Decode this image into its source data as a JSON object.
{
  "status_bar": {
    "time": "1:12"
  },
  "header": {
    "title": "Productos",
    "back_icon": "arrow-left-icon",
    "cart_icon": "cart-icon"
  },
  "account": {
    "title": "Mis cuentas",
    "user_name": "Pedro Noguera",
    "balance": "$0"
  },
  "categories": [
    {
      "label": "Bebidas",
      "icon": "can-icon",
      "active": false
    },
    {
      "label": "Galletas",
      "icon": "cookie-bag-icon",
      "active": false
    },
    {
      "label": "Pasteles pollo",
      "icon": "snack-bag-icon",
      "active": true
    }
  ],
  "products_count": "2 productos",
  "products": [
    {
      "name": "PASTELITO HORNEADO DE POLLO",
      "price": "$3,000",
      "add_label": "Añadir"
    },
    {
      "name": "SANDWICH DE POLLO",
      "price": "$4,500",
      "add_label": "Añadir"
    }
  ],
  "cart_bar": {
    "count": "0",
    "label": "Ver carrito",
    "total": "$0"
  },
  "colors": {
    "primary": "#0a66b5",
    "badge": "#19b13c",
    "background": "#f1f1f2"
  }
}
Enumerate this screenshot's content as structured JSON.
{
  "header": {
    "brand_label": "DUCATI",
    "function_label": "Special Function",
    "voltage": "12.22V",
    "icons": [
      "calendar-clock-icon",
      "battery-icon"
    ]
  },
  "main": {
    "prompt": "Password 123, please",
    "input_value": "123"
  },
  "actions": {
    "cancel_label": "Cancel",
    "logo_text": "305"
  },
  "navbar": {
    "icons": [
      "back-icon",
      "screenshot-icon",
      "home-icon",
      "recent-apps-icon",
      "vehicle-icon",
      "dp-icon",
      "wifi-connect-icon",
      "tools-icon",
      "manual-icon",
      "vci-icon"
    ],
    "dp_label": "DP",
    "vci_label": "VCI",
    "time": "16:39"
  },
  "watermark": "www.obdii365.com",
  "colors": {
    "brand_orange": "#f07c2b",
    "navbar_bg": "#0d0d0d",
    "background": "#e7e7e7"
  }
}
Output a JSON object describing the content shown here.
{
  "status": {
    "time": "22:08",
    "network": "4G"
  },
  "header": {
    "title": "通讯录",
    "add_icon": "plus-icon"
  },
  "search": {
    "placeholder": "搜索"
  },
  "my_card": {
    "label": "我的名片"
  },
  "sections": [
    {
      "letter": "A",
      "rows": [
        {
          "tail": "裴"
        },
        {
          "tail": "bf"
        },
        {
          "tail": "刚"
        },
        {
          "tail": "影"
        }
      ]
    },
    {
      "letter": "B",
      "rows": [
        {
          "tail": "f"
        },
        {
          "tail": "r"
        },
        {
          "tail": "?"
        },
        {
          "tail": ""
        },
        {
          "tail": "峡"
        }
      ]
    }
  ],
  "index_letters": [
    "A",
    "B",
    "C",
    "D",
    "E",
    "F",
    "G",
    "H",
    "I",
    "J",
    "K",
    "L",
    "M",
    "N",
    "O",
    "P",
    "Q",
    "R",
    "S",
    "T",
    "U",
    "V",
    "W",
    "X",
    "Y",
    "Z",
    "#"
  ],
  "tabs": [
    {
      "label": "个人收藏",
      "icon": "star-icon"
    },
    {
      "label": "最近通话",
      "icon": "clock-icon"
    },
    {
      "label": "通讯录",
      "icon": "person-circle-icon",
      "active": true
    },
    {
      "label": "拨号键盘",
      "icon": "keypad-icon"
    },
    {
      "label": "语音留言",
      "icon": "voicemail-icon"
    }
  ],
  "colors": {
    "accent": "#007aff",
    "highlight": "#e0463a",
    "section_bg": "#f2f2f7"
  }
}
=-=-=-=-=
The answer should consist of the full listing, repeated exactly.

* [ANSWER BOX]
Decode this image into its source data as a JSON object.
{
  "status_bar": {
    "time": "1:12"
  },
  "header": {
    "title": "Productos",
    "back_icon": "arrow-left-icon",
    "cart_icon": "cart-icon"
  },
  "account": {
    "title": "Mis cuentas",
    "user_name": "Pedro Noguera",
    "balance": "$0"
  },
  "categories": [
    {
      "label": "Bebidas",
      "icon": "can-icon",
      "active": false
    },
    {
      "label": "Galletas",
      "icon": "cookie-bag-icon",
      "active": false
    },
    {
      "label": "Pasteles pollo",
      "icon": "snack-bag-icon",
      "active": true
    }
  ],
  "products_count": "2 productos",
  "products": [
    {
      "name": "PASTELITO HORNEADO DE POLLO",
      "price": "$3,000",
      "add_label": "Añadir"
    },
    {
      "name": "SANDWICH DE POLLO",
      "price": "$4,500",
      "add_label": "Añadir"
    }
  ],
  "cart_bar": {
    "count": "0",
    "label": "Ver carrito",
    "total": "$0"
  },
  "colors": {
    "primary": "#0a66b5",
    "badge": "#19b13c",
    "background": "#f1f1f2"
  }
}
Enumerate this screenshot's content as structured JSON.
{
  "header": {
    "brand_label": "DUCATI",
    "function_label": "Special Function",
    "voltage": "12.22V",
    "icons": [
      "calendar-clock-icon",
      "battery-icon"
    ]
  },
  "main": {
    "prompt": "Password 123, please",
    "input_value": "123"
  },
  "actions": {
    "cancel_label": "Cancel",
    "logo_text": "305"
  },
  "navbar": {
    "icons": [
      "back-icon",
      "screenshot-icon",
      "home-icon",
      "recent-apps-icon",
      "vehicle-icon",
      "dp-icon",
      "wifi-connect-icon",
      "tools-icon",
      "manual-icon",
      "vci-icon"
    ],
    "dp_label": "DP",
    "vci_label": "VCI",
    "time": "16:39"
  },
  "watermark": "www.obdii365.com",
  "colors": {
    "brand_orange": "#f07c2b",
    "navbar_bg": "#0d0d0d",
    "background": "#e7e7e7"
  }
}
Output a JSON object describing the content shown here.
{
  "status": {
    "time": "22:08",
    "network": "4G"
  },
  "header": {
    "title": "通讯录",
    "add_icon": "plus-icon"
  },
  "search": {
    "placeholder": "搜索"
  },
  "my_card": {
    "label": "我的名片"
  },
  "sections": [
    {
      "letter": "A",
      "rows": [
        {
          "tail": "裴"
        },
        {
          "tail": "bf"
        },
        {
          "tail": "刚"
        },
        {
          "tail": "影"
        }
      ]
    },
    {
      "letter": "B",
      "rows": [
        {
          "tail": "f"
        },
        {
          "tail": "r"
        },
        {
          "tail": "?"
        },
        {
          "tail": ""
        },
        {
          "tail": "峡"
        }
      ]
    }
  ],
  "index_letters": [
    "A",
    "B",
    "C",
    "D",
    "E",
    "F",
    "G",
    "H",
    "I",
    "J",
    "K",
    "L",
    "M",
    "N",
    "O",
    "P",
    "Q",
    "R",
    "S",
    "T",
    "U",
    "V",
    "W",
    "X",
    "Y",
    "Z",
    "#"
  ],
  "tabs": [
    {
      "label": "个人收藏",
      "icon": "star-icon"
    },
    {
      "label": "最近通话",
      "icon": "clock-icon"
    },
    {
      "label": "通讯录",
      "icon": "person-circle-icon",
      "active": true
    },
    {
      "label": "拨号键盘",
      "icon": "keypad-icon"
    },
    {
      "label": "语音留言",
      "icon": "voicemail-icon"
    }
  ],
  "colors": {
    "accent": "#007aff",
    "highlight": "#e0463a",
    "section_bg": "#f2f2f7"
  }
}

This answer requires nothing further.